# [What to produce]
The word "JSON" occurs in some of the lines below; copy each of those lines.

··· Exercise material ···

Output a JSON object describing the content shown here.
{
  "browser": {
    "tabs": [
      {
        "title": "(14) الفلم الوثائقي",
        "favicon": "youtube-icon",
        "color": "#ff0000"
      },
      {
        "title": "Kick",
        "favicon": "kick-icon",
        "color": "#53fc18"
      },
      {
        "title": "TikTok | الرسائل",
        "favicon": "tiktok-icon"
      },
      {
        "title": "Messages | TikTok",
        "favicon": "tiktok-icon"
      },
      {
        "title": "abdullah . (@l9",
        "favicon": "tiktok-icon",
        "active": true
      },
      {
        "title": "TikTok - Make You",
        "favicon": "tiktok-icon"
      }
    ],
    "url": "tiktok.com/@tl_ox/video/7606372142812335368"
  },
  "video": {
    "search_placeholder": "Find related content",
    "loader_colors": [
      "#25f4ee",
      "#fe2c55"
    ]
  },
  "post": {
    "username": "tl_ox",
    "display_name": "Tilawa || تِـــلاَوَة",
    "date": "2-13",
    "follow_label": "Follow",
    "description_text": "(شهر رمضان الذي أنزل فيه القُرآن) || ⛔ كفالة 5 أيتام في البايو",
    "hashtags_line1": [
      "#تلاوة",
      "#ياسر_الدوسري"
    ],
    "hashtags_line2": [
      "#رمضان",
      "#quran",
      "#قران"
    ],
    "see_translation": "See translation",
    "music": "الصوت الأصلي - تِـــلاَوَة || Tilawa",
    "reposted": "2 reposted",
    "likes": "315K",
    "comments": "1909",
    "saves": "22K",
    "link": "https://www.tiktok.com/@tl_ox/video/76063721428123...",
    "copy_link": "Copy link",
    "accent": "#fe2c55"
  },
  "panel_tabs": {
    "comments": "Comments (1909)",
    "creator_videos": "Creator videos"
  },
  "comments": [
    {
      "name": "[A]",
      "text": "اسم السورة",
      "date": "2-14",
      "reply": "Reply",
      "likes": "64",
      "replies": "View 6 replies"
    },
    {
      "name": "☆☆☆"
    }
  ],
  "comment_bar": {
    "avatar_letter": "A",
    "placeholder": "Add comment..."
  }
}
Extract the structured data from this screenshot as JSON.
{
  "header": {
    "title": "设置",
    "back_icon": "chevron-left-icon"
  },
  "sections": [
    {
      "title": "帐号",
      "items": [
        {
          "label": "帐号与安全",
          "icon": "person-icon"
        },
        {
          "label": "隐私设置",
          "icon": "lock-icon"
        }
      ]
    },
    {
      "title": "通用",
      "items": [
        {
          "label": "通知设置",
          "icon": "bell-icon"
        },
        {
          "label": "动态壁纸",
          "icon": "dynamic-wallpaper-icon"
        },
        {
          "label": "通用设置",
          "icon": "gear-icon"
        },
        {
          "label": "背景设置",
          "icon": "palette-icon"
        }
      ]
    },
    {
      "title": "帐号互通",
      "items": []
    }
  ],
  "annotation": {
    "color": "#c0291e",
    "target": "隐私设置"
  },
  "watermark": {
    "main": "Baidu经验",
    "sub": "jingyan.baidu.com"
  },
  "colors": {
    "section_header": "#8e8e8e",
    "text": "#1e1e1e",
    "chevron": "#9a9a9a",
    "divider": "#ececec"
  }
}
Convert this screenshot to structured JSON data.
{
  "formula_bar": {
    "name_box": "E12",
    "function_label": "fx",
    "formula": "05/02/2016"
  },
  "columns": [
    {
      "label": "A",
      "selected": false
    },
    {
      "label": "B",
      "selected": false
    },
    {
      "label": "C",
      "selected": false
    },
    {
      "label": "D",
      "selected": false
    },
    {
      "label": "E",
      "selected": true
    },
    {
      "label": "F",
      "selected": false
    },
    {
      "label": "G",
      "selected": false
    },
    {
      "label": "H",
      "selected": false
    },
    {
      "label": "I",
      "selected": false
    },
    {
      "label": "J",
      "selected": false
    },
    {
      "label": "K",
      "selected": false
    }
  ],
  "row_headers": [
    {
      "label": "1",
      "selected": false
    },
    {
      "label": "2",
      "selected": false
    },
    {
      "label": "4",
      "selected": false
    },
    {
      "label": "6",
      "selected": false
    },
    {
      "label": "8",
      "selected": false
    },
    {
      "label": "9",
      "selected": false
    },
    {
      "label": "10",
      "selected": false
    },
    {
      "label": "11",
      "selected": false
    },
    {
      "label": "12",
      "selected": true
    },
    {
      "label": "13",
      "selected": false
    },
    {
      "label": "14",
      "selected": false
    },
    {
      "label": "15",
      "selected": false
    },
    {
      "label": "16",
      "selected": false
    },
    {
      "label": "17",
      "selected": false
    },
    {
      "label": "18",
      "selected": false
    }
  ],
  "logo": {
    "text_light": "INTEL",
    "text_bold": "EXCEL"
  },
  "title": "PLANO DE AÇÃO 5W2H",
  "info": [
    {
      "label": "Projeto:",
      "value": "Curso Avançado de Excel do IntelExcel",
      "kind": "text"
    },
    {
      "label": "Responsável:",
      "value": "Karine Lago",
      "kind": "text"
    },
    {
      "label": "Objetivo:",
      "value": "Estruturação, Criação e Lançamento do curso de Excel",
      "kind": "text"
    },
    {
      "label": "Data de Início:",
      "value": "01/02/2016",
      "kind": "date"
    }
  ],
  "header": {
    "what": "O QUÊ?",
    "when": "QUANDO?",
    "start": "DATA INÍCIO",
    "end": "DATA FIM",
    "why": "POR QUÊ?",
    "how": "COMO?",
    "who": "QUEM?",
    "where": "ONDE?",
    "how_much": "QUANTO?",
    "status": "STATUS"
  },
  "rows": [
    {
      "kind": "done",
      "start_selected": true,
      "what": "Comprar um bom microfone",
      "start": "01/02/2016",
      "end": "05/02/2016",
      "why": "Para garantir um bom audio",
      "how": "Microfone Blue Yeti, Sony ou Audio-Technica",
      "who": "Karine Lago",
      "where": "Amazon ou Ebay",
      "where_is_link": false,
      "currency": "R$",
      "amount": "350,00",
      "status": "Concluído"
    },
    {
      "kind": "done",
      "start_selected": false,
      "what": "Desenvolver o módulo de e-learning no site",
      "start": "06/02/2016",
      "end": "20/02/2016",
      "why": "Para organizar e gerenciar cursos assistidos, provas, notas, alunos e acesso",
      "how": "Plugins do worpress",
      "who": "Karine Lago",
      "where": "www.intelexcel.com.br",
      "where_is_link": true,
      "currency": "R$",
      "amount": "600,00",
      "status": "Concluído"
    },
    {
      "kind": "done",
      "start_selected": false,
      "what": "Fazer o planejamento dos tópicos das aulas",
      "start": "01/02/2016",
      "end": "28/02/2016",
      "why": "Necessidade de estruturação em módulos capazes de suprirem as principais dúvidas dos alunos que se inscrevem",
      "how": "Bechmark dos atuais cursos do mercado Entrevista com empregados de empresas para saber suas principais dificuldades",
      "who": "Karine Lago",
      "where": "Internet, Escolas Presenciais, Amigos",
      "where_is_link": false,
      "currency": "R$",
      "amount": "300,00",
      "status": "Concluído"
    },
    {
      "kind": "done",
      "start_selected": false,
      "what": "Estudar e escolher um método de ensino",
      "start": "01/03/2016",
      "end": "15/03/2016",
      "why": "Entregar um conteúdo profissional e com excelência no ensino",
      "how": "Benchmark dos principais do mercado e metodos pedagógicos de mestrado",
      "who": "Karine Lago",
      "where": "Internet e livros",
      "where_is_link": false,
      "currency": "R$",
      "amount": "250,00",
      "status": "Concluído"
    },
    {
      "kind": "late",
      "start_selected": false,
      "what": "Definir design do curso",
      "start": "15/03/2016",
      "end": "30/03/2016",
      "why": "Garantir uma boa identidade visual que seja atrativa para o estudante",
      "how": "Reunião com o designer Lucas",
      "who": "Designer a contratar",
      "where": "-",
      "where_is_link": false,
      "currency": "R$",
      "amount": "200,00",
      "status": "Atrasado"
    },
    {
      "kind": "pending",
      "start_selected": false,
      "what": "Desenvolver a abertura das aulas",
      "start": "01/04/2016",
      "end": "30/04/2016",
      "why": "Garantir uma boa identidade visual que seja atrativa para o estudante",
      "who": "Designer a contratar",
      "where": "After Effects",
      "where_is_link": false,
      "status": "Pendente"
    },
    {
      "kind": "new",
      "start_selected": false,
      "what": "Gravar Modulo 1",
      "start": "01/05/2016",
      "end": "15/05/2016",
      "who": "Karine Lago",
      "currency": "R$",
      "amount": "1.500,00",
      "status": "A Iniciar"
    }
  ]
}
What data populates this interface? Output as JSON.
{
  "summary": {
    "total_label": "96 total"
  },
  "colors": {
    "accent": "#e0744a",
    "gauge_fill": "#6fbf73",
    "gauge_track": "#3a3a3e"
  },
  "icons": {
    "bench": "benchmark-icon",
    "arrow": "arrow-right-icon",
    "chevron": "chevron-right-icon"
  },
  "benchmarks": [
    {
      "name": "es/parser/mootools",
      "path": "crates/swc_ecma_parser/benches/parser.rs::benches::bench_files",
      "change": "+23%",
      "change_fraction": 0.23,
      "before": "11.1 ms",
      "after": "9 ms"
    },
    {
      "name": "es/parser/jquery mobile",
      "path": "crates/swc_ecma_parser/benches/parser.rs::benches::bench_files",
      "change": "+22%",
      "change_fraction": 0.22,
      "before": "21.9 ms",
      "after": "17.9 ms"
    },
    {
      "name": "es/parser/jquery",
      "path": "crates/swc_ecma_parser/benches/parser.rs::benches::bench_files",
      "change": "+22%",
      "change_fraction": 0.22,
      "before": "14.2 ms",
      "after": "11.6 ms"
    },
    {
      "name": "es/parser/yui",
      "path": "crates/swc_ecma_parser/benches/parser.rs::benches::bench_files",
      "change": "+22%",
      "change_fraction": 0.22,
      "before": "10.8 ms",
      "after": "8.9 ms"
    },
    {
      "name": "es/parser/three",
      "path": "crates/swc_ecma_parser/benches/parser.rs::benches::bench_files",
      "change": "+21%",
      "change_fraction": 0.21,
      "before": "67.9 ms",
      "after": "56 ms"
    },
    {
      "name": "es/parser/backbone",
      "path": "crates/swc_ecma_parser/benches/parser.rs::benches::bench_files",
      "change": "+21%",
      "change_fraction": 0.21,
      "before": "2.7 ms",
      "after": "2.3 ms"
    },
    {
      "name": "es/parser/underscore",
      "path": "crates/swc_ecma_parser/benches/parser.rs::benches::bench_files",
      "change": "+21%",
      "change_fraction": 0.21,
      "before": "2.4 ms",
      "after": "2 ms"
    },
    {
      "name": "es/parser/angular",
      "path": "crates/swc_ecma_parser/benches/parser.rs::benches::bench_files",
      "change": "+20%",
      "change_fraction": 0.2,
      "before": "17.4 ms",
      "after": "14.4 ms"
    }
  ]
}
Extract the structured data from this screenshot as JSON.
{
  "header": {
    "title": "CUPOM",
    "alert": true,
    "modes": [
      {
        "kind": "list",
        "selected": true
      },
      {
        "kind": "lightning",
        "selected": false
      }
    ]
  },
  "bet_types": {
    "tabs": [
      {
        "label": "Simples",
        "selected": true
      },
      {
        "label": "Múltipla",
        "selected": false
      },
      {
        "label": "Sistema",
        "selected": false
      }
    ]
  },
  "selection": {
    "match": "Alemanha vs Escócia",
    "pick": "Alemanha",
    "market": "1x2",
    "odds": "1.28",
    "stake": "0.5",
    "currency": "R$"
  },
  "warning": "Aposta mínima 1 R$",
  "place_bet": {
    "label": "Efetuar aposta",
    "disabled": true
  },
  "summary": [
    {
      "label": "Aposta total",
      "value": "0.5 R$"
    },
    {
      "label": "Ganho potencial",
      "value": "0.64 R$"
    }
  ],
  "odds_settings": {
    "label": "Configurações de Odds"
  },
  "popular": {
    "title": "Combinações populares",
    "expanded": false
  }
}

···

# [Written solution]
Output a JSON object describing the content shown here.
Extract the structured data from this screenshot as JSON.
Convert this screenshot to structured JSON data.
What data populates this interface? Output as JSON.
Extract the structured data from this screenshot as JSON.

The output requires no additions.